***** Data for analysis

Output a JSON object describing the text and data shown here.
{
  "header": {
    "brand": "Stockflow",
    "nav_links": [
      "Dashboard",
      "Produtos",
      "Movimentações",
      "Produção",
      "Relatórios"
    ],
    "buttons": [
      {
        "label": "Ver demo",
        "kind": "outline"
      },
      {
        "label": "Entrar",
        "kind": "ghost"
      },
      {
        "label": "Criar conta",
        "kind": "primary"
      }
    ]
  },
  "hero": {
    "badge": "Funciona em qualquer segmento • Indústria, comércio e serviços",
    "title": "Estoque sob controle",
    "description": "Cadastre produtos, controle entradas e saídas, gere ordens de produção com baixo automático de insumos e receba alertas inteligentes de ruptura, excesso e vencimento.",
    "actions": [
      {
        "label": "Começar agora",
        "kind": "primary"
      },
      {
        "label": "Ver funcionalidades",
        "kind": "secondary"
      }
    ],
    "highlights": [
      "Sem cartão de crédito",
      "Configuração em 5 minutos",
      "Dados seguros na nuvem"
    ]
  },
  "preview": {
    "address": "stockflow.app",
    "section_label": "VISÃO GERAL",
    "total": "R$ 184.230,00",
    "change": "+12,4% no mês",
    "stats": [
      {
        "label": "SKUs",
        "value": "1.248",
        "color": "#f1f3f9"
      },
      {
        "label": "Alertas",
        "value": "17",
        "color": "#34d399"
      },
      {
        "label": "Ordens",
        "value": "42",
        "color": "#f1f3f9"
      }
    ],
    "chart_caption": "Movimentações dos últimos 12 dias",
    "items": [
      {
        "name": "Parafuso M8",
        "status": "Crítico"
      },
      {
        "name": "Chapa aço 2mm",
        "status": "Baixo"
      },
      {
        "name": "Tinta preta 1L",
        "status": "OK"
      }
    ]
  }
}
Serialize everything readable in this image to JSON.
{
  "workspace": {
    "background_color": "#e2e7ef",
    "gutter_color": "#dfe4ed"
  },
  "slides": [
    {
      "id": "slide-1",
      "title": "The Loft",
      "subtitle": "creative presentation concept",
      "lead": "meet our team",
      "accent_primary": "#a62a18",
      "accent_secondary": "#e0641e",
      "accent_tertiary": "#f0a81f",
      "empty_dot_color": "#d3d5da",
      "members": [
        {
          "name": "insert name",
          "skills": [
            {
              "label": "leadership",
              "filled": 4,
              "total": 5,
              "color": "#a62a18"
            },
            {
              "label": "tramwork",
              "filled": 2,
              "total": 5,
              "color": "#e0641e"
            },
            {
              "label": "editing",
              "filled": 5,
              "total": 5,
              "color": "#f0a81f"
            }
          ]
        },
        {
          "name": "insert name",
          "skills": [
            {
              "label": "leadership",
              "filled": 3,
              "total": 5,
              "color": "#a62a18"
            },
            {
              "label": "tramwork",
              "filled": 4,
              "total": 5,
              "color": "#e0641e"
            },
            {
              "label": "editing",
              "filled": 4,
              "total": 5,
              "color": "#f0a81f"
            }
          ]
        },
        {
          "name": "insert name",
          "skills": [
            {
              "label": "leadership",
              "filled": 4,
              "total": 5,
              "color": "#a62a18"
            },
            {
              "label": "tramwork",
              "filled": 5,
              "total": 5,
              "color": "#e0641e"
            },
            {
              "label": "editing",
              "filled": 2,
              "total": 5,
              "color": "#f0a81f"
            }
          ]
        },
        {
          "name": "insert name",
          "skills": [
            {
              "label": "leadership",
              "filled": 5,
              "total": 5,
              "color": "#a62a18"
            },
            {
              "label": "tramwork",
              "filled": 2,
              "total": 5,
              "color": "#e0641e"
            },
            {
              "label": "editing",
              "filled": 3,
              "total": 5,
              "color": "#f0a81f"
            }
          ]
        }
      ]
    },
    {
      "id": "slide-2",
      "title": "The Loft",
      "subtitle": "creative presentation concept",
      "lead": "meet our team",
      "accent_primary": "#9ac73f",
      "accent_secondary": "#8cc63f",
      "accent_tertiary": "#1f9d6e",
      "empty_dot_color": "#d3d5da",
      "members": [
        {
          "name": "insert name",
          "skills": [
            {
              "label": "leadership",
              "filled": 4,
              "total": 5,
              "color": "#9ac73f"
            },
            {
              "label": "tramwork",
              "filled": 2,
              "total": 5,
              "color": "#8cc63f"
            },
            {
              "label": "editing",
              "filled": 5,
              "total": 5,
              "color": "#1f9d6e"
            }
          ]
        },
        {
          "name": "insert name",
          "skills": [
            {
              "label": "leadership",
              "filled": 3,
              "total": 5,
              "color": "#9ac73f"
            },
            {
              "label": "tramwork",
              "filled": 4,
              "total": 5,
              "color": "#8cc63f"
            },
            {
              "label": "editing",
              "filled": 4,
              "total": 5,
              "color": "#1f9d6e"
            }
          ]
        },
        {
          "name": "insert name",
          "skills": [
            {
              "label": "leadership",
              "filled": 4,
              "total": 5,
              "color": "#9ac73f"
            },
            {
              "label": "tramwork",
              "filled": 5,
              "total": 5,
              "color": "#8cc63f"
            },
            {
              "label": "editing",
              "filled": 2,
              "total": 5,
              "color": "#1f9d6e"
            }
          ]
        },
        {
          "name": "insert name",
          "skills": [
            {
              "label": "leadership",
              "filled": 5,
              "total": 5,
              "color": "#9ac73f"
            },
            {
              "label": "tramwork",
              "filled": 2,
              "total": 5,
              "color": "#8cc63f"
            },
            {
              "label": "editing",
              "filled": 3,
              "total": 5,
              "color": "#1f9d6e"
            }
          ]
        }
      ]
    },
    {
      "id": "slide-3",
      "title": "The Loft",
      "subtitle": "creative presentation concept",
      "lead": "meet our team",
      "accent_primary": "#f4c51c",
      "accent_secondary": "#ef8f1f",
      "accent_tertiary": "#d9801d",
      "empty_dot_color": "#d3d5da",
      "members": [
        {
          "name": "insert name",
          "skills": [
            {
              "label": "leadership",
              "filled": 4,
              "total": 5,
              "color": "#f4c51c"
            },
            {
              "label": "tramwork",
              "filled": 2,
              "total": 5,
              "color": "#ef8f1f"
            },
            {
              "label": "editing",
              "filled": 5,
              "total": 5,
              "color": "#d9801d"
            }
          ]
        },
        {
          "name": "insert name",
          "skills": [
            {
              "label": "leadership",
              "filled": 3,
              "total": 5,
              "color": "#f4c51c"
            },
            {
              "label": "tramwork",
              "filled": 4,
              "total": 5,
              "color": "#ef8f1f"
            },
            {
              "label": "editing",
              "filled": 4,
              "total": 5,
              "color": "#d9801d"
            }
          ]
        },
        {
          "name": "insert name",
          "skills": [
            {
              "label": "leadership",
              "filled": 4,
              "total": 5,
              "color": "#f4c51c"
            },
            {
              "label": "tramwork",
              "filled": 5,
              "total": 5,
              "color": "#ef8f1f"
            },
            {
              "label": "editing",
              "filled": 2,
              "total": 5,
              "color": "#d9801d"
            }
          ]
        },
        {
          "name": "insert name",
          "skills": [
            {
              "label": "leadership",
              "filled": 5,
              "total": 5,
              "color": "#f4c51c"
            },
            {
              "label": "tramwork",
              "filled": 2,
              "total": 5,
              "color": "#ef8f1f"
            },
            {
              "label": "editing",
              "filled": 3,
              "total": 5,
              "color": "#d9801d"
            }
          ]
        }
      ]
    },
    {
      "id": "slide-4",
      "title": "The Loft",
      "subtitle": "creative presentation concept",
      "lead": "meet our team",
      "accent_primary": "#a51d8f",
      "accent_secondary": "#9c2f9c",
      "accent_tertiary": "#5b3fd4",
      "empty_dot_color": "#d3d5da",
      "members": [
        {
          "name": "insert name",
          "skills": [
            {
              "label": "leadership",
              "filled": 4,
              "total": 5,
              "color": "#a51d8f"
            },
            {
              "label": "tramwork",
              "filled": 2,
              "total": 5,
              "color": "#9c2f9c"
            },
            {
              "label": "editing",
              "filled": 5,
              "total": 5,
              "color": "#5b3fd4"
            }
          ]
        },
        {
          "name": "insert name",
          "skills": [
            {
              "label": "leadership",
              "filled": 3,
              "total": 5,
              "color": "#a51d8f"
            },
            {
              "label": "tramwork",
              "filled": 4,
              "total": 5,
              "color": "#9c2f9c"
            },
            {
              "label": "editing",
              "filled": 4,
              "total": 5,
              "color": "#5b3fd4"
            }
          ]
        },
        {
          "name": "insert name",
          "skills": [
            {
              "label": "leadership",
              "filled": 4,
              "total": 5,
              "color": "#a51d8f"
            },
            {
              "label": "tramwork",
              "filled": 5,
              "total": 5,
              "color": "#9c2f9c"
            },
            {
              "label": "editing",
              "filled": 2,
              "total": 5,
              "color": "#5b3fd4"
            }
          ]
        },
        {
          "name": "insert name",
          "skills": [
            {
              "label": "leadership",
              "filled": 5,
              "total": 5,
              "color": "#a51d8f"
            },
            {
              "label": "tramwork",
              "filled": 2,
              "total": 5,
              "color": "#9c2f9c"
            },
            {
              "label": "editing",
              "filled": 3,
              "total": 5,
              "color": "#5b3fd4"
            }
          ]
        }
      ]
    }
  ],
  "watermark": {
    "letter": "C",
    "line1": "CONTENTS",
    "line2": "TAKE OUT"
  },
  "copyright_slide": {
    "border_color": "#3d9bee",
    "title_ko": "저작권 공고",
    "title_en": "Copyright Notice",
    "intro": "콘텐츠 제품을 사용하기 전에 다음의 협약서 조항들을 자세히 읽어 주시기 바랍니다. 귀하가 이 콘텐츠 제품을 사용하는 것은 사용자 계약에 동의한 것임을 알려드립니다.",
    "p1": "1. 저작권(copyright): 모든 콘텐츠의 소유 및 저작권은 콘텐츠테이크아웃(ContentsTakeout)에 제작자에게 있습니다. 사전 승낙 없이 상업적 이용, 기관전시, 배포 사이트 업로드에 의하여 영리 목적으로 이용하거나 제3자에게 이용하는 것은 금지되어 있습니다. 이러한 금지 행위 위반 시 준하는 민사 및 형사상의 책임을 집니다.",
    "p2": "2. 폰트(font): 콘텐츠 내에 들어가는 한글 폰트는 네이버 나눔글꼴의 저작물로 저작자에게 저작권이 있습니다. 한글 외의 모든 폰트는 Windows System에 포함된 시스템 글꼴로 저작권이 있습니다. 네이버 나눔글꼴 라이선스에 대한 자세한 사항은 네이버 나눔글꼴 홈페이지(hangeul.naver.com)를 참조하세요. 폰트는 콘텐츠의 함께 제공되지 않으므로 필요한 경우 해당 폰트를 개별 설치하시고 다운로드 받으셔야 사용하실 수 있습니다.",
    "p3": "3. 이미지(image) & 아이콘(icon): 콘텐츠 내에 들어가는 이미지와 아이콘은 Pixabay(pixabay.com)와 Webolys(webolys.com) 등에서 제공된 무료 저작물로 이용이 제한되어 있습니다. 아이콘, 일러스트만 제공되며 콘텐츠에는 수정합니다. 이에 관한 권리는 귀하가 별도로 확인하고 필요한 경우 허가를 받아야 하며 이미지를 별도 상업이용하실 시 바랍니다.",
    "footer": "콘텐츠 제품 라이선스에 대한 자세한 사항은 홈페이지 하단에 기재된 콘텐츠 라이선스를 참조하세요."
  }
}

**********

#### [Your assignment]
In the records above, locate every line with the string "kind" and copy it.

#### [Answer to this problem]
        "kind": "outline"
        "kind": "ghost"
        "kind": "primary"
        "kind": "primary"
        "kind": "secondary"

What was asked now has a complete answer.